Using the records below, filter out every line that lacks "true" and copy the rest.

####

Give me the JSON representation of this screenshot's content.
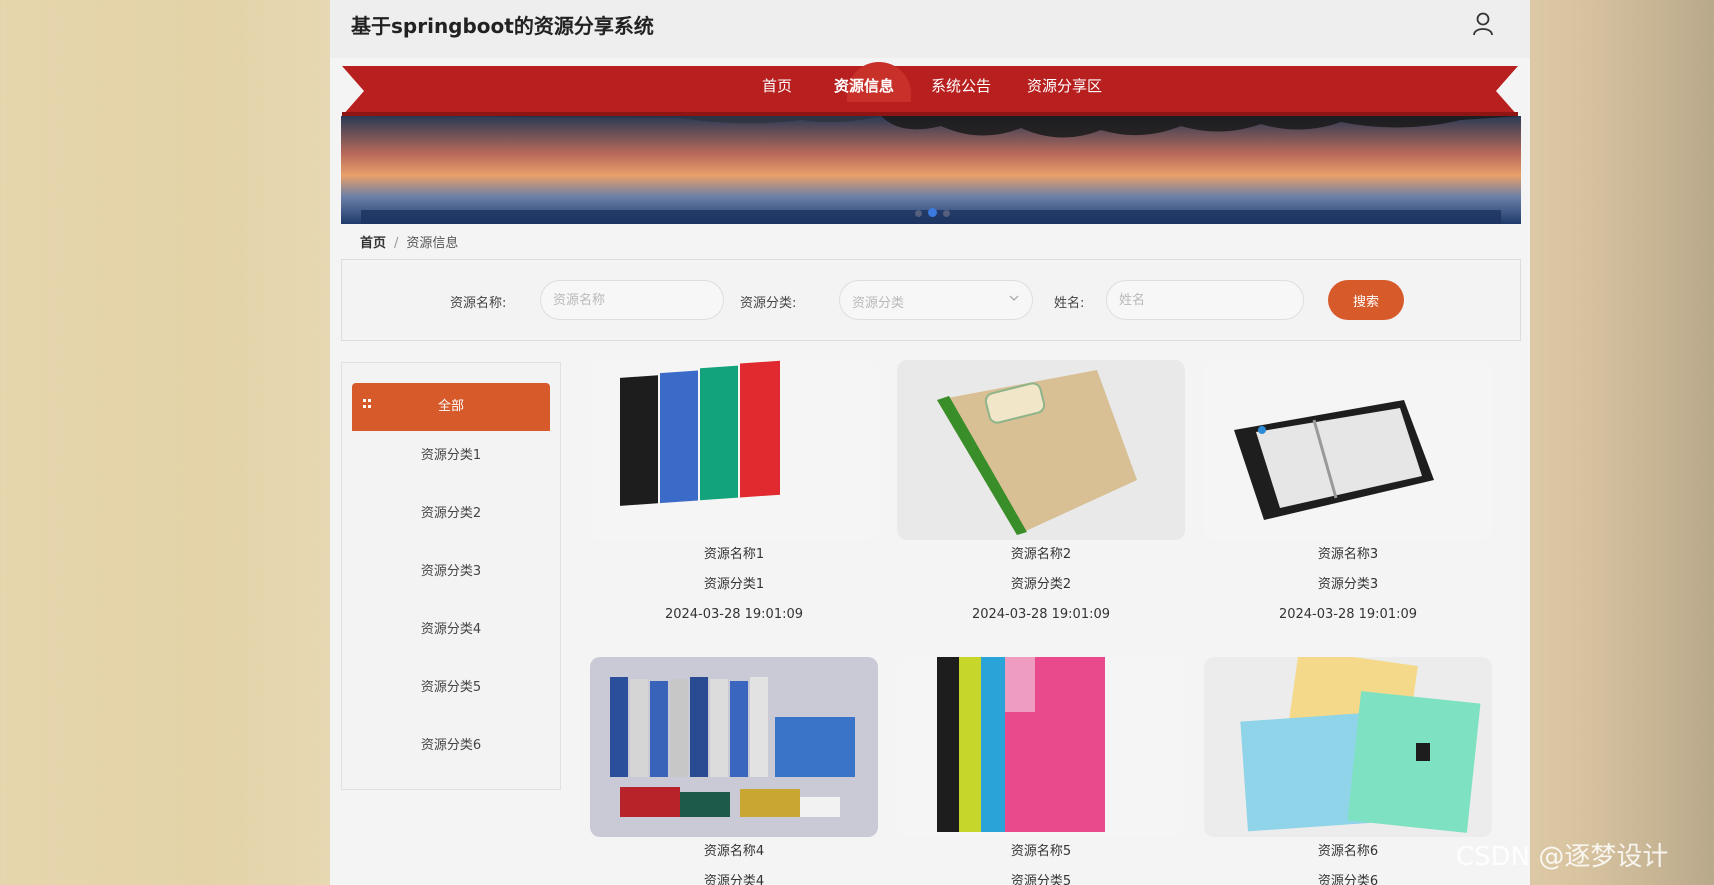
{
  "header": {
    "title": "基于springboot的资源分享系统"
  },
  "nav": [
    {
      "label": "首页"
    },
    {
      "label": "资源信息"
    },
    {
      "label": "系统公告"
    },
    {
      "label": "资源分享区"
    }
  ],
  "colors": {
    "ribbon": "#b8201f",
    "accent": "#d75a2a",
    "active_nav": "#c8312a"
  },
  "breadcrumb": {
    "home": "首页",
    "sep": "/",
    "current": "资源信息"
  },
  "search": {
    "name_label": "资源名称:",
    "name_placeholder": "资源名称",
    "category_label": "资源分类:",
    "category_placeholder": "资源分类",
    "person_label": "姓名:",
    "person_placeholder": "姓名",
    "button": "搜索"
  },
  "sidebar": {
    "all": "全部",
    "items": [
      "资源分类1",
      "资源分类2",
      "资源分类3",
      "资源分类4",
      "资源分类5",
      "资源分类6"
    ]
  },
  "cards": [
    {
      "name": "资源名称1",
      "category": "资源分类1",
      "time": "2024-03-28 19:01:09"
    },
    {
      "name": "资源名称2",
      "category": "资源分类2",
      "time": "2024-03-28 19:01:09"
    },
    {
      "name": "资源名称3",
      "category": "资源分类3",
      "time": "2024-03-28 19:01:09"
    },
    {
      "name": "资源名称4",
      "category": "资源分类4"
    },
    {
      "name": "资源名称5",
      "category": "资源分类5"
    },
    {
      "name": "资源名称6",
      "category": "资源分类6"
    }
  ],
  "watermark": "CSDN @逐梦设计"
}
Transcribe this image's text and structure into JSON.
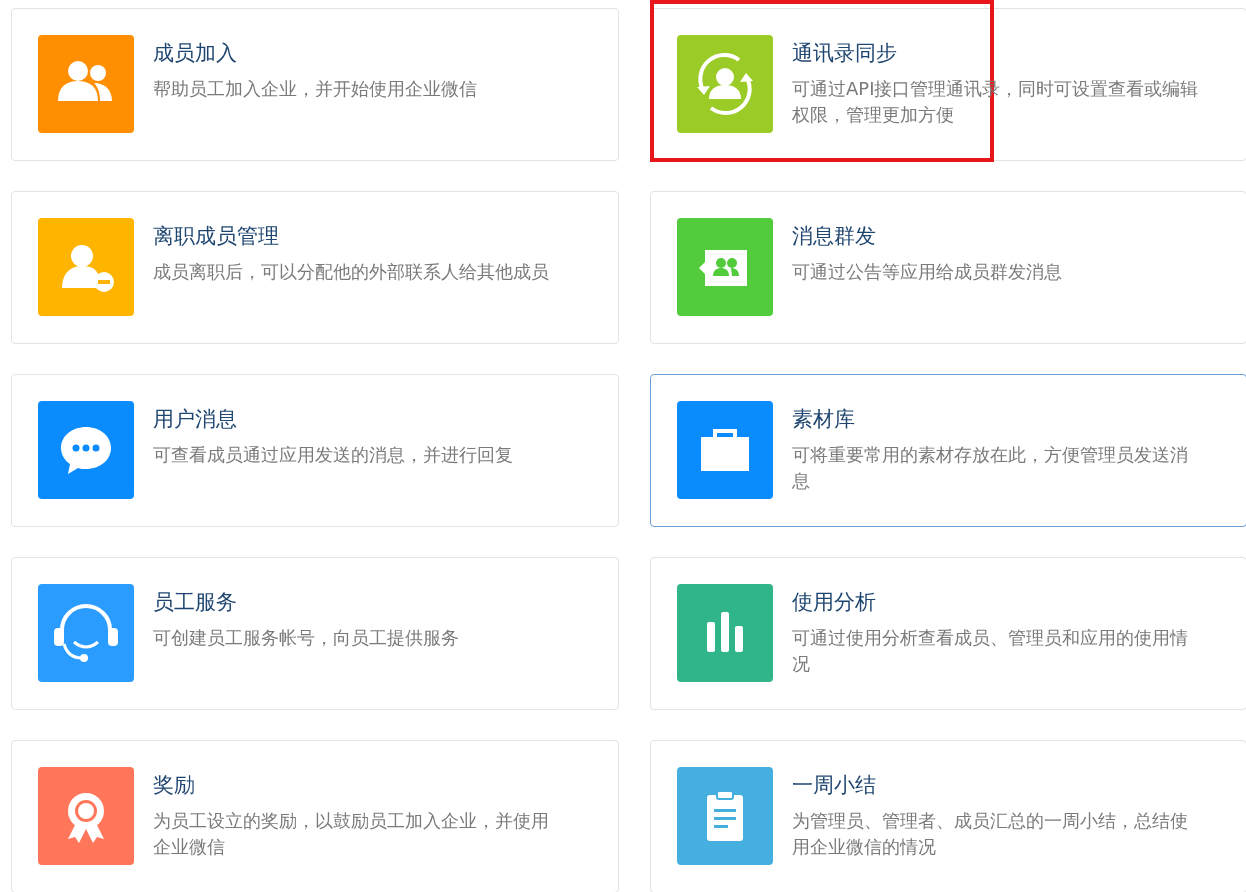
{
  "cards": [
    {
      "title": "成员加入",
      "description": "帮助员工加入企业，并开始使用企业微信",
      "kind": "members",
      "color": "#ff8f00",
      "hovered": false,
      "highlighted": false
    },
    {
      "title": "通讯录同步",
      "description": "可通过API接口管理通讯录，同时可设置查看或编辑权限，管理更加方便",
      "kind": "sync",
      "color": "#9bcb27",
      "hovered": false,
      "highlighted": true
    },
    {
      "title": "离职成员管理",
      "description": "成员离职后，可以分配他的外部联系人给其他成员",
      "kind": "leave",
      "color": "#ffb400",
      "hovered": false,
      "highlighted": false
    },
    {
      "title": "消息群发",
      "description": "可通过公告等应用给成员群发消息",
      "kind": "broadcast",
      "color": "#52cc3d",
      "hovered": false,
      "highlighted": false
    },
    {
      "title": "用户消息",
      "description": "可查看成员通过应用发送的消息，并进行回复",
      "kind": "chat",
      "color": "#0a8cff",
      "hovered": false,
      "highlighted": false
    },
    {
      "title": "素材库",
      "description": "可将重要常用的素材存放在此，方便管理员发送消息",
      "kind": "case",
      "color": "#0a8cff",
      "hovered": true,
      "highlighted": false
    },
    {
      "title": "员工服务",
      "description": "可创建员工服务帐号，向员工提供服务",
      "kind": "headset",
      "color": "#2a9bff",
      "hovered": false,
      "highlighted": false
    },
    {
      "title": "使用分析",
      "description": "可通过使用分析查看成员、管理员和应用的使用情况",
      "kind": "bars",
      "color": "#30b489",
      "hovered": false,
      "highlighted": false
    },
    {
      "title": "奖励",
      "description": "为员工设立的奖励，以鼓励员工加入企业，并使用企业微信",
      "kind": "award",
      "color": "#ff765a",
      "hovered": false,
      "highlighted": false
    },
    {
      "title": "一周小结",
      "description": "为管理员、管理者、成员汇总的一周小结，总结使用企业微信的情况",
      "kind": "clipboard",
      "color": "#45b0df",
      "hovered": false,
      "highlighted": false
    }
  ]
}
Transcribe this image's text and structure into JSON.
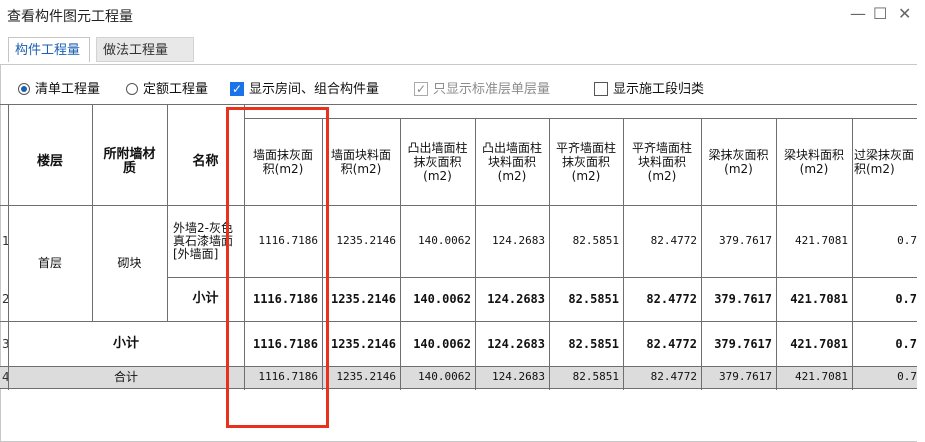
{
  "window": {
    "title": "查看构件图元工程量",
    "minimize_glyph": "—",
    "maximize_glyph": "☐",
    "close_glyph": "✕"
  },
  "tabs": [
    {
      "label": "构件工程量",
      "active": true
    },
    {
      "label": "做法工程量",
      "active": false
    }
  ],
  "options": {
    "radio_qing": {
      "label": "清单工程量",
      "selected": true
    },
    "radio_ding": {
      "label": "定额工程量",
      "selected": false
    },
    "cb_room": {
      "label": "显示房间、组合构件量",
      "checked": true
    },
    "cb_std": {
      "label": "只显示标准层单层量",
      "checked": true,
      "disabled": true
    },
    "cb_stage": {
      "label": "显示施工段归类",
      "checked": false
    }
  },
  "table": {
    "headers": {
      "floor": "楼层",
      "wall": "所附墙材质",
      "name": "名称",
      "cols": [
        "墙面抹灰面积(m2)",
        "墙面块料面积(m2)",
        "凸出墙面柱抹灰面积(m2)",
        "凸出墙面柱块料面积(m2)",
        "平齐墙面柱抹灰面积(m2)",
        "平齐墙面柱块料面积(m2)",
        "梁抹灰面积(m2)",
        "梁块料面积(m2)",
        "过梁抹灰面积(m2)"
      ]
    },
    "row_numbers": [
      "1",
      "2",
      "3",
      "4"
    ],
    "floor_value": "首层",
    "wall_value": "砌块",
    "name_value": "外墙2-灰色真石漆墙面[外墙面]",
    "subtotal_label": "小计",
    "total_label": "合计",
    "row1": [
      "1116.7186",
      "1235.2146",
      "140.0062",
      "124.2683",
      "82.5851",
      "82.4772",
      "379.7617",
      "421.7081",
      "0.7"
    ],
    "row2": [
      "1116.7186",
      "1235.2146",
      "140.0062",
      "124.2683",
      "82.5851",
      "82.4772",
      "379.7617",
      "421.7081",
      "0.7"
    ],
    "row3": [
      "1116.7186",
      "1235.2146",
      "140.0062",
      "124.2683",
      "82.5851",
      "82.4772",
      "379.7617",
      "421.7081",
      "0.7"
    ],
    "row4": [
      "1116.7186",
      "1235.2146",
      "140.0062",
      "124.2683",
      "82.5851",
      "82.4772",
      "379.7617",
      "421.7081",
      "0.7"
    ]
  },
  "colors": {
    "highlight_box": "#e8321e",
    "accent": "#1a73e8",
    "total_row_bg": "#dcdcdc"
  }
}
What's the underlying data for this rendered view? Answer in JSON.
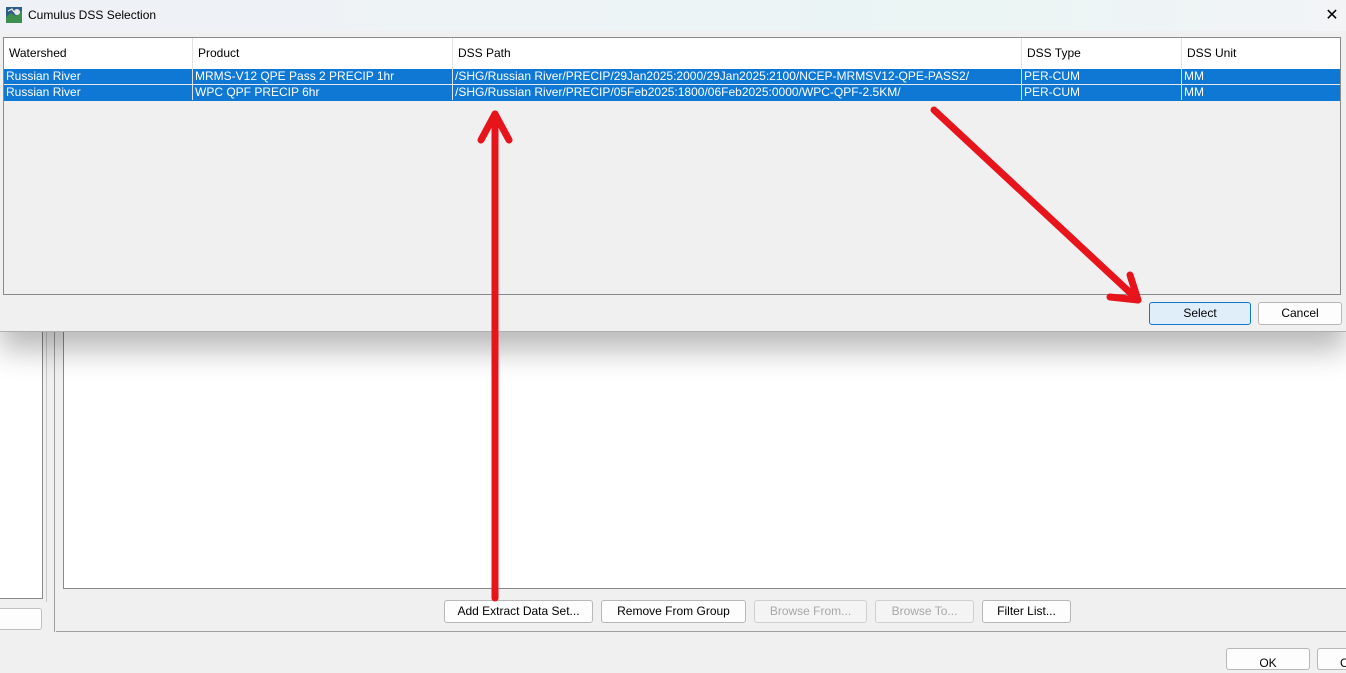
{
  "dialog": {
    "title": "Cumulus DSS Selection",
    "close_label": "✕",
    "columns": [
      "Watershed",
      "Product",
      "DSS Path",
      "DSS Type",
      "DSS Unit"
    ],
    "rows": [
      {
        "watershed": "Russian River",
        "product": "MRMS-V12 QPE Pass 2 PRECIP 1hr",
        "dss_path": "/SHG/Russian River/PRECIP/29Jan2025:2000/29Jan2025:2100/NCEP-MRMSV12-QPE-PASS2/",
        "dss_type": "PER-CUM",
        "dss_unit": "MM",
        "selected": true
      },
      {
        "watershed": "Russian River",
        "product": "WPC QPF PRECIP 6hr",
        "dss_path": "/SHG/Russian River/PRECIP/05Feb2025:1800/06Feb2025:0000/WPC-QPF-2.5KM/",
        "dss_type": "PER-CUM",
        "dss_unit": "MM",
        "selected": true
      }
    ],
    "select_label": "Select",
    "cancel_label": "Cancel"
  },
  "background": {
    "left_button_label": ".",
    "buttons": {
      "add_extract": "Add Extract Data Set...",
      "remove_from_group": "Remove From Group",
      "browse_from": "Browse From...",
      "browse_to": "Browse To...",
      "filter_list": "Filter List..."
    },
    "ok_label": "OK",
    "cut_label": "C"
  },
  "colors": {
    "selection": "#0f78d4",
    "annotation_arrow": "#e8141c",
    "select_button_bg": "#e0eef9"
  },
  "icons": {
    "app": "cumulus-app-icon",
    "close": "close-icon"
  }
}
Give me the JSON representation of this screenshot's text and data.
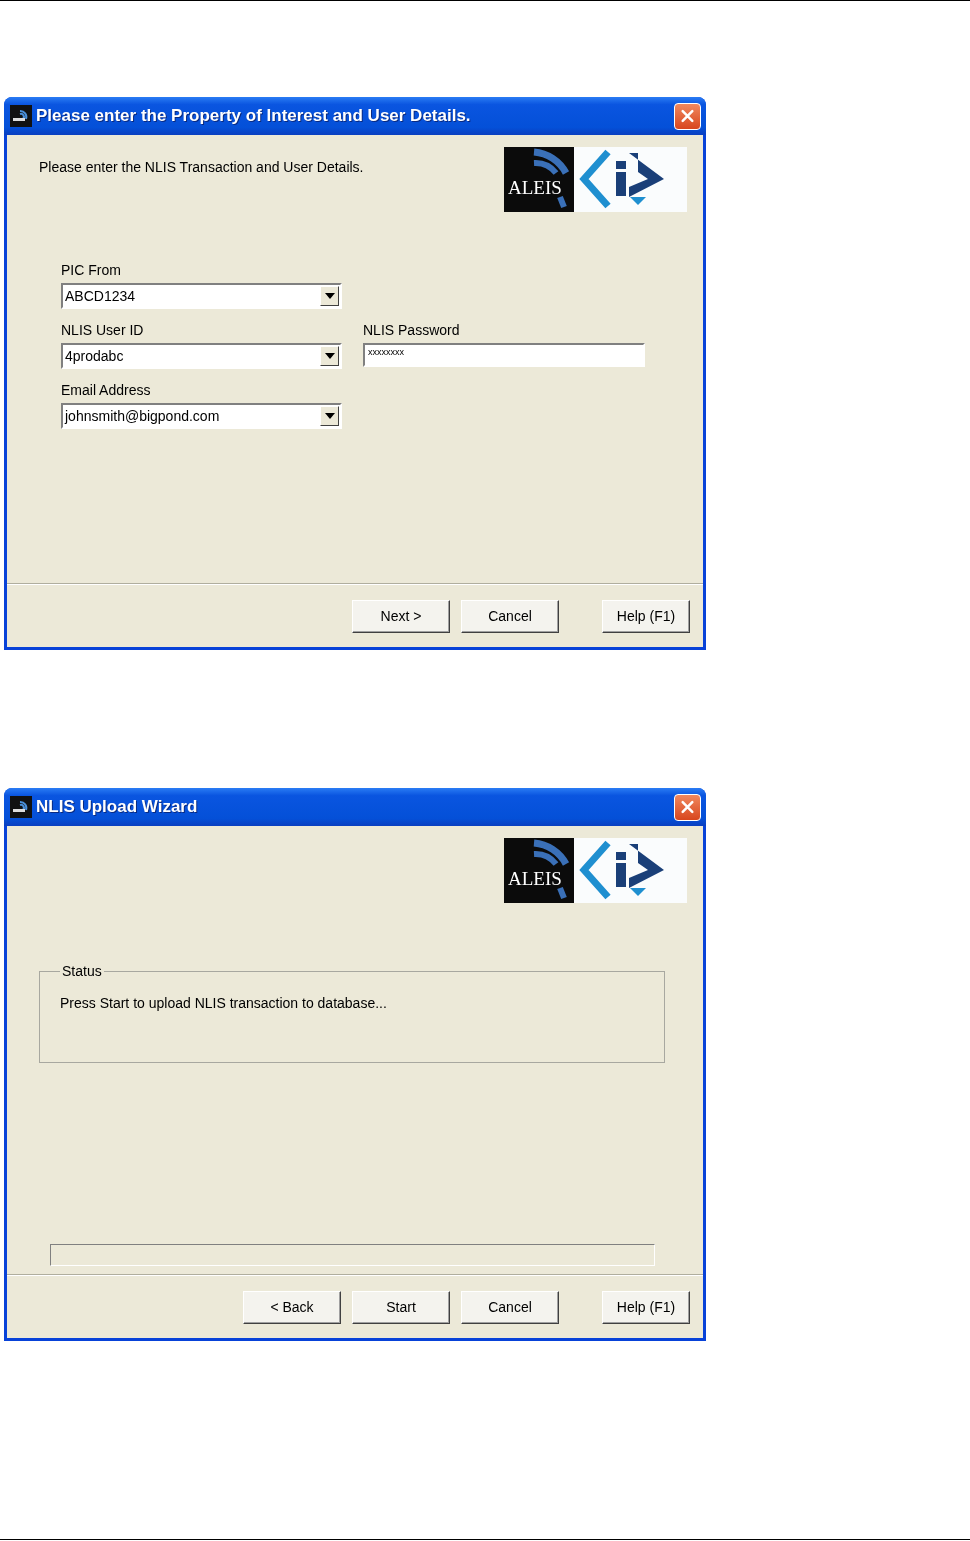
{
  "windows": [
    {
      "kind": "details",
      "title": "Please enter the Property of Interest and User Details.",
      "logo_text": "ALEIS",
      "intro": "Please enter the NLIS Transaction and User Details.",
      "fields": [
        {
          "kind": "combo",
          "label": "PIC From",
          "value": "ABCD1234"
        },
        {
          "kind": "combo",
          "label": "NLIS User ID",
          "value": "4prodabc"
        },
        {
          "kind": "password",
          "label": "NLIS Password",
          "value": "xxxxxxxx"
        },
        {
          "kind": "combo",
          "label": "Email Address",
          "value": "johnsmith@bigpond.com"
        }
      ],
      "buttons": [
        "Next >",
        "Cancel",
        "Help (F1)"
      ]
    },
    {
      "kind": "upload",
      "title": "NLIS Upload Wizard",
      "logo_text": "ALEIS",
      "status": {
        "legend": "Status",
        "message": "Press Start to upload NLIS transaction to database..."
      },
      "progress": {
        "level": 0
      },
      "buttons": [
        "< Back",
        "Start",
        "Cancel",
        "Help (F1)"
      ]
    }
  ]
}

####

Reply:
      "highlighted": true
      "hovered": true,
      "active": true
      "selected": true
      "checked": true
      "checked": true,
      "disabled": true
        "selected": true
        "selected": true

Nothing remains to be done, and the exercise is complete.